**Task to carry out**
Every record must be retyped as it stands.

*** Opening of Materials provided ***

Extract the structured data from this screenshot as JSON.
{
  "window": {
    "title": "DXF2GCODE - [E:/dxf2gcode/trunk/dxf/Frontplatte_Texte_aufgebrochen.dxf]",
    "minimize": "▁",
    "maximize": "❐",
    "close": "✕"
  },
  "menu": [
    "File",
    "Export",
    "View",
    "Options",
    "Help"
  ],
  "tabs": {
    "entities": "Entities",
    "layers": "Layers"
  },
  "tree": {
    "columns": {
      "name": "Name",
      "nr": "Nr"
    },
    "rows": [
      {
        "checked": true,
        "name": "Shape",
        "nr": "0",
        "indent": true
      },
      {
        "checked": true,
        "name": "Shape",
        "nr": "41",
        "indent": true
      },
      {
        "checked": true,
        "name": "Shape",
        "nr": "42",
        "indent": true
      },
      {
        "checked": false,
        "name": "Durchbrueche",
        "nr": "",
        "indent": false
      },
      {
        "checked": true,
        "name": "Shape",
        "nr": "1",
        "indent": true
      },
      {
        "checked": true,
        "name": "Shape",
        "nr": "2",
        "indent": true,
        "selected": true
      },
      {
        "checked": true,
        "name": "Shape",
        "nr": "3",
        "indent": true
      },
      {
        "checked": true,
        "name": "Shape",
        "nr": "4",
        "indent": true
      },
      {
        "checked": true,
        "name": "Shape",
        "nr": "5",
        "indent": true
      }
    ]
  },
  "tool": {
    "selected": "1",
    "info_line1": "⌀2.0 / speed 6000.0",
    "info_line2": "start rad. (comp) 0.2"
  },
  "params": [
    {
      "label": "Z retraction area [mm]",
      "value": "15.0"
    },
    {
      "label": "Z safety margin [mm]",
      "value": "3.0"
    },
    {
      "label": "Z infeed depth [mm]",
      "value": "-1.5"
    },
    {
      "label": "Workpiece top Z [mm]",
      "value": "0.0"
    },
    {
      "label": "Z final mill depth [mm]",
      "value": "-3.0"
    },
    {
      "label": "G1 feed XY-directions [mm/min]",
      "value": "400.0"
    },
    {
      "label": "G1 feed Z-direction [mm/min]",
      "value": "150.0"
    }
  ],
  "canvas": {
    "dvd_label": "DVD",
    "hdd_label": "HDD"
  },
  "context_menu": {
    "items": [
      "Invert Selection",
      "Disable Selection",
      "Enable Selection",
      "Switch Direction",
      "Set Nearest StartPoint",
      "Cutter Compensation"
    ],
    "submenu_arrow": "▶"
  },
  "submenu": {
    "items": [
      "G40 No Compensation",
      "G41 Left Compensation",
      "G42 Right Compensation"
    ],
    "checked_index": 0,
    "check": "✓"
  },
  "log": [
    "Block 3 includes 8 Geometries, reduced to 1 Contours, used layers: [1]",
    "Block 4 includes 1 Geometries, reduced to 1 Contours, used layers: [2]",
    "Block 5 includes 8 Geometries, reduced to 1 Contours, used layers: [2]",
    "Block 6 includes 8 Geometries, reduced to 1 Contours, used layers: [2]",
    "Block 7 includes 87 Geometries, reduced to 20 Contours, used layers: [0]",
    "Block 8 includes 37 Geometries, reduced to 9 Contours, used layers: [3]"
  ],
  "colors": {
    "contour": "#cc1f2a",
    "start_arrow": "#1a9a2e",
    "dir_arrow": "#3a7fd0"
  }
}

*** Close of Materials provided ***

**Exercise response**
Extract the structured data from this screenshot as JSON.
{
  "window": {
    "title": "DXF2GCODE - [E:/dxf2gcode/trunk/dxf/Frontplatte_Texte_aufgebrochen.dxf]",
    "minimize": "▁",
    "maximize": "❐",
    "close": "✕"
  },
  "menu": [
    "File",
    "Export",
    "View",
    "Options",
    "Help"
  ],
  "tabs": {
    "entities": "Entities",
    "layers": "Layers"
  },
  "tree": {
    "columns": {
      "name": "Name",
      "nr": "Nr"
    },
    "rows": [
      {
        "checked": true,
        "name": "Shape",
        "nr": "0",
        "indent": true
      },
      {
        "checked": true,
        "name": "Shape",
        "nr": "41",
        "indent": true
      },
      {
        "checked": true,
        "name": "Shape",
        "nr": "42",
        "indent": true
      },
      {
        "checked": false,
        "name": "Durchbrueche",
        "nr": "",
        "indent": false
      },
      {
        "checked": true,
        "name": "Shape",
        "nr": "1",
        "indent": true
      },
      {
        "checked": true,
        "name": "Shape",
        "nr": "2",
        "indent": true,
        "selected": true
      },
      {
        "checked": true,
        "name": "Shape",
        "nr": "3",
        "indent": true
      },
      {
        "checked": true,
        "name": "Shape",
        "nr": "4",
        "indent": true
      },
      {
        "checked": true,
        "name": "Shape",
        "nr": "5",
        "indent": true
      }
    ]
  },
  "tool": {
    "selected": "1",
    "info_line1": "⌀2.0 / speed 6000.0",
    "info_line2": "start rad. (comp) 0.2"
  },
  "params": [
    {
      "label": "Z retraction area [mm]",
      "value": "15.0"
    },
    {
      "label": "Z safety margin [mm]",
      "value": "3.0"
    },
    {
      "label": "Z infeed depth [mm]",
      "value": "-1.5"
    },
    {
      "label": "Workpiece top Z [mm]",
      "value": "0.0"
    },
    {
      "label": "Z final mill depth [mm]",
      "value": "-3.0"
    },
    {
      "label": "G1 feed XY-directions [mm/min]",
      "value": "400.0"
    },
    {
      "label": "G1 feed Z-direction [mm/min]",
      "value": "150.0"
    }
  ],
  "canvas": {
    "dvd_label": "DVD",
    "hdd_label": "HDD"
  },
  "context_menu": {
    "items": [
      "Invert Selection",
      "Disable Selection",
      "Enable Selection",
      "Switch Direction",
      "Set Nearest StartPoint",
      "Cutter Compensation"
    ],
    "submenu_arrow": "▶"
  },
  "submenu": {
    "items": [
      "G40 No Compensation",
      "G41 Left Compensation",
      "G42 Right Compensation"
    ],
    "checked_index": 0,
    "check": "✓"
  },
  "log": [
    "Block 3 includes 8 Geometries, reduced to 1 Contours, used layers: [1]",
    "Block 4 includes 1 Geometries, reduced to 1 Contours, used layers: [2]",
    "Block 5 includes 8 Geometries, reduced to 1 Contours, used layers: [2]",
    "Block 6 includes 8 Geometries, reduced to 1 Contours, used layers: [2]",
    "Block 7 includes 87 Geometries, reduced to 20 Contours, used layers: [0]",
    "Block 8 includes 37 Geometries, reduced to 9 Contours, used layers: [3]"
  ],
  "colors": {
    "contour": "#cc1f2a",
    "start_arrow": "#1a9a2e",
    "dir_arrow": "#3a7fd0"
  }
}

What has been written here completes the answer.